--- WHAT THE TASK REQUIRES ---
With pictures left out, set down every record word for word.

+++ EXERCISE INPUTS

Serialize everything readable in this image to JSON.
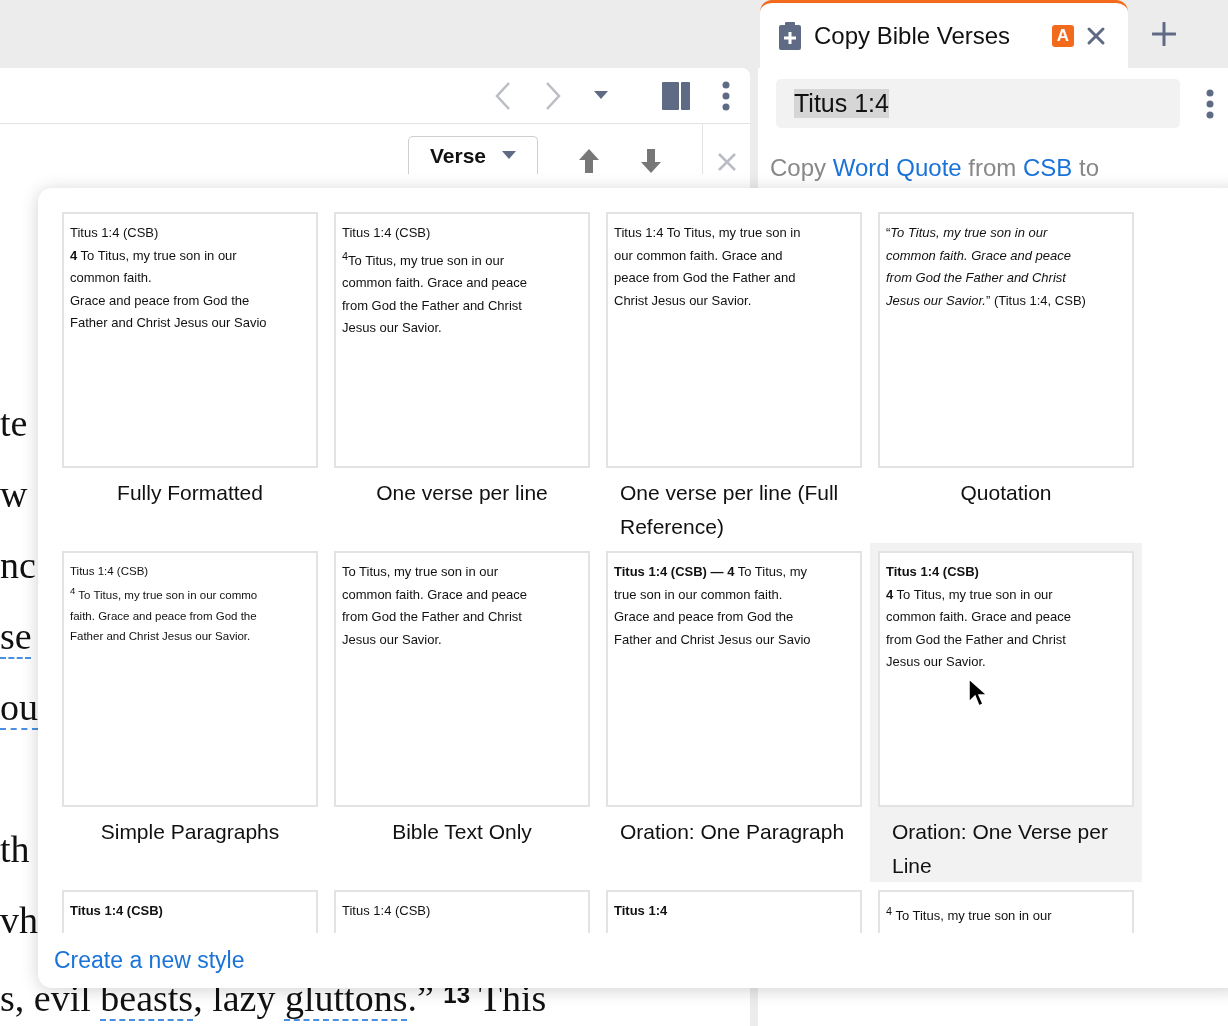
{
  "tab_strip": {
    "tab": {
      "title": "Copy Bible Verses",
      "badge": "A",
      "selected": true
    }
  },
  "left_panel": {
    "verse_dropdown": "Verse",
    "document": {
      "paragraphs": [
        {
          "lines": [
            {
              "text": "te",
              "linked": false
            },
            {
              "text": "w",
              "linked": false
            },
            {
              "text": "nc",
              "linked": false
            },
            {
              "text": "se",
              "linked": true
            },
            {
              "text": "ou",
              "linked": true
            }
          ]
        },
        {
          "lines": [
            {
              "text": "th",
              "linked": false
            },
            {
              "text": "vh",
              "linked": false
            }
          ]
        }
      ],
      "last_line": [
        {
          "text": "s, evil ",
          "kind": "plain"
        },
        {
          "text": "beasts",
          "kind": "link"
        },
        {
          "text": ", lazy ",
          "kind": "plain"
        },
        {
          "text": "gluttons",
          "kind": "link"
        },
        {
          "text": ".” ",
          "kind": "plain"
        },
        {
          "text": "13",
          "kind": "verse"
        },
        {
          "text": " This",
          "kind": "plain"
        }
      ]
    }
  },
  "right_panel": {
    "reference_field": {
      "value": "Titus 1:4",
      "text_selected": true
    },
    "copy_sentence": [
      {
        "text": "Copy",
        "link": false
      },
      {
        "text": "Word Quote",
        "link": true
      },
      {
        "text": "from",
        "link": false
      },
      {
        "text": "CSB",
        "link": true
      },
      {
        "text": "to",
        "link": false
      }
    ]
  },
  "style_picker": {
    "styles": [
      {
        "name": "Fully Formatted",
        "selected": false,
        "compact": false,
        "preview": [
          "Titus 1:4 (CSB)",
          "**4** To Titus, my true son in our",
          "common faith.",
          "Grace and peace from God the",
          "Father and Christ Jesus our Savio"
        ]
      },
      {
        "name": "One verse per line",
        "selected": false,
        "compact": false,
        "preview": [
          "Titus 1:4 (CSB)",
          "$^{4}$To Titus, my true son in our",
          "common faith. Grace and peace",
          "from God the Father and Christ",
          "Jesus our Savior."
        ]
      },
      {
        "name": "One verse per line (Full Reference)",
        "selected": false,
        "compact": false,
        "preview": [
          "Titus 1:4 To Titus, my true son in",
          "our common faith. Grace and",
          "peace from God the Father and",
          "Christ Jesus our Savior."
        ]
      },
      {
        "name": "Quotation",
        "selected": false,
        "compact": false,
        "preview": [
          "“*To Titus, my true son in our*",
          "*common faith. Grace and peace*",
          "*from God the Father and Christ*",
          "*Jesus our Savior.*” (Titus 1:4, CSB)"
        ]
      },
      {
        "name": "Simple Paragraphs",
        "selected": false,
        "compact": true,
        "preview": [
          "Titus 1:4 (CSB)",
          "$^{4}$ To Titus, my true son in our commo",
          "faith. Grace and peace from God the",
          "Father and Christ Jesus our Savior."
        ]
      },
      {
        "name": "Bible Text Only",
        "selected": false,
        "compact": false,
        "preview": [
          "To Titus, my true son in our",
          "common faith. Grace and peace",
          "from God the Father and Christ",
          "Jesus our Savior."
        ]
      },
      {
        "name": "Oration: One Paragraph",
        "selected": false,
        "compact": false,
        "preview": [
          "**Titus 1:4 (CSB) — 4** To Titus, my",
          "true son in our common faith.",
          "Grace and peace from God the",
          "Father and Christ Jesus our Savio"
        ]
      },
      {
        "name": "Oration: One Verse per Line",
        "selected": true,
        "compact": false,
        "preview": [
          "**Titus 1:4 (CSB)**",
          "**4** To Titus, my true son in our",
          "common faith. Grace and peace",
          "from God the Father and Christ",
          "Jesus our Savior."
        ]
      },
      {
        "selected": false,
        "compact": false,
        "preview": [
          "**Titus 1:4 (CSB)**"
        ]
      },
      {
        "selected": false,
        "compact": false,
        "preview": [
          "Titus 1:4 (CSB)"
        ]
      },
      {
        "selected": false,
        "compact": false,
        "preview": [
          "**Titus 1:4**"
        ]
      },
      {
        "selected": false,
        "compact": false,
        "preview": [
          "$^{4}$ To Titus, my true son in our"
        ]
      }
    ],
    "footer_link": "Create a new style"
  }
}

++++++

--- EXERCISE RESPONSE ---
Serialize everything readable in this image to JSON.
{
  "tab_strip": {
    "tab": {
      "title": "Copy Bible Verses",
      "badge": "A",
      "selected": true
    }
  },
  "left_panel": {
    "verse_dropdown": "Verse",
    "document": {
      "paragraphs": [
        {
          "lines": [
            {
              "text": "te",
              "linked": false
            },
            {
              "text": "w",
              "linked": false
            },
            {
              "text": "nc",
              "linked": false
            },
            {
              "text": "se",
              "linked": true
            },
            {
              "text": "ou",
              "linked": true
            }
          ]
        },
        {
          "lines": [
            {
              "text": "th",
              "linked": false
            },
            {
              "text": "vh",
              "linked": false
            }
          ]
        }
      ],
      "last_line": [
        {
          "text": "s, evil ",
          "kind": "plain"
        },
        {
          "text": "beasts",
          "kind": "link"
        },
        {
          "text": ", lazy ",
          "kind": "plain"
        },
        {
          "text": "gluttons",
          "kind": "link"
        },
        {
          "text": ".” ",
          "kind": "plain"
        },
        {
          "text": "13",
          "kind": "verse"
        },
        {
          "text": " This",
          "kind": "plain"
        }
      ]
    }
  },
  "right_panel": {
    "reference_field": {
      "value": "Titus 1:4",
      "text_selected": true
    },
    "copy_sentence": [
      {
        "text": "Copy",
        "link": false
      },
      {
        "text": "Word Quote",
        "link": true
      },
      {
        "text": "from",
        "link": false
      },
      {
        "text": "CSB",
        "link": true
      },
      {
        "text": "to",
        "link": false
      }
    ]
  },
  "style_picker": {
    "styles": [
      {
        "name": "Fully Formatted",
        "selected": false,
        "compact": false,
        "preview": [
          "Titus 1:4 (CSB)",
          "**4** To Titus, my true son in our",
          "common faith.",
          "Grace and peace from God the",
          "Father and Christ Jesus our Savio"
        ]
      },
      {
        "name": "One verse per line",
        "selected": false,
        "compact": false,
        "preview": [
          "Titus 1:4 (CSB)",
          "$^{4}$To Titus, my true son in our",
          "common faith. Grace and peace",
          "from God the Father and Christ",
          "Jesus our Savior."
        ]
      },
      {
        "name": "One verse per line (Full Reference)",
        "selected": false,
        "compact": false,
        "preview": [
          "Titus 1:4 To Titus, my true son in",
          "our common faith. Grace and",
          "peace from God the Father and",
          "Christ Jesus our Savior."
        ]
      },
      {
        "name": "Quotation",
        "selected": false,
        "compact": false,
        "preview": [
          "“*To Titus, my true son in our*",
          "*common faith. Grace and peace*",
          "*from God the Father and Christ*",
          "*Jesus our Savior.*” (Titus 1:4, CSB)"
        ]
      },
      {
        "name": "Simple Paragraphs",
        "selected": false,
        "compact": true,
        "preview": [
          "Titus 1:4 (CSB)",
          "$^{4}$ To Titus, my true son in our commo",
          "faith. Grace and peace from God the",
          "Father and Christ Jesus our Savior."
        ]
      },
      {
        "name": "Bible Text Only",
        "selected": false,
        "compact": false,
        "preview": [
          "To Titus, my true son in our",
          "common faith. Grace and peace",
          "from God the Father and Christ",
          "Jesus our Savior."
        ]
      },
      {
        "name": "Oration: One Paragraph",
        "selected": false,
        "compact": false,
        "preview": [
          "**Titus 1:4 (CSB) — 4** To Titus, my",
          "true son in our common faith.",
          "Grace and peace from God the",
          "Father and Christ Jesus our Savio"
        ]
      },
      {
        "name": "Oration: One Verse per Line",
        "selected": true,
        "compact": false,
        "preview": [
          "**Titus 1:4 (CSB)**",
          "**4** To Titus, my true son in our",
          "common faith. Grace and peace",
          "from God the Father and Christ",
          "Jesus our Savior."
        ]
      },
      {
        "selected": false,
        "compact": false,
        "preview": [
          "**Titus 1:4 (CSB)**"
        ]
      },
      {
        "selected": false,
        "compact": false,
        "preview": [
          "Titus 1:4 (CSB)"
        ]
      },
      {
        "selected": false,
        "compact": false,
        "preview": [
          "**Titus 1:4**"
        ]
      },
      {
        "selected": false,
        "compact": false,
        "preview": [
          "$^{4}$ To Titus, my true son in our"
        ]
      }
    ],
    "footer_link": "Create a new style"
  }
}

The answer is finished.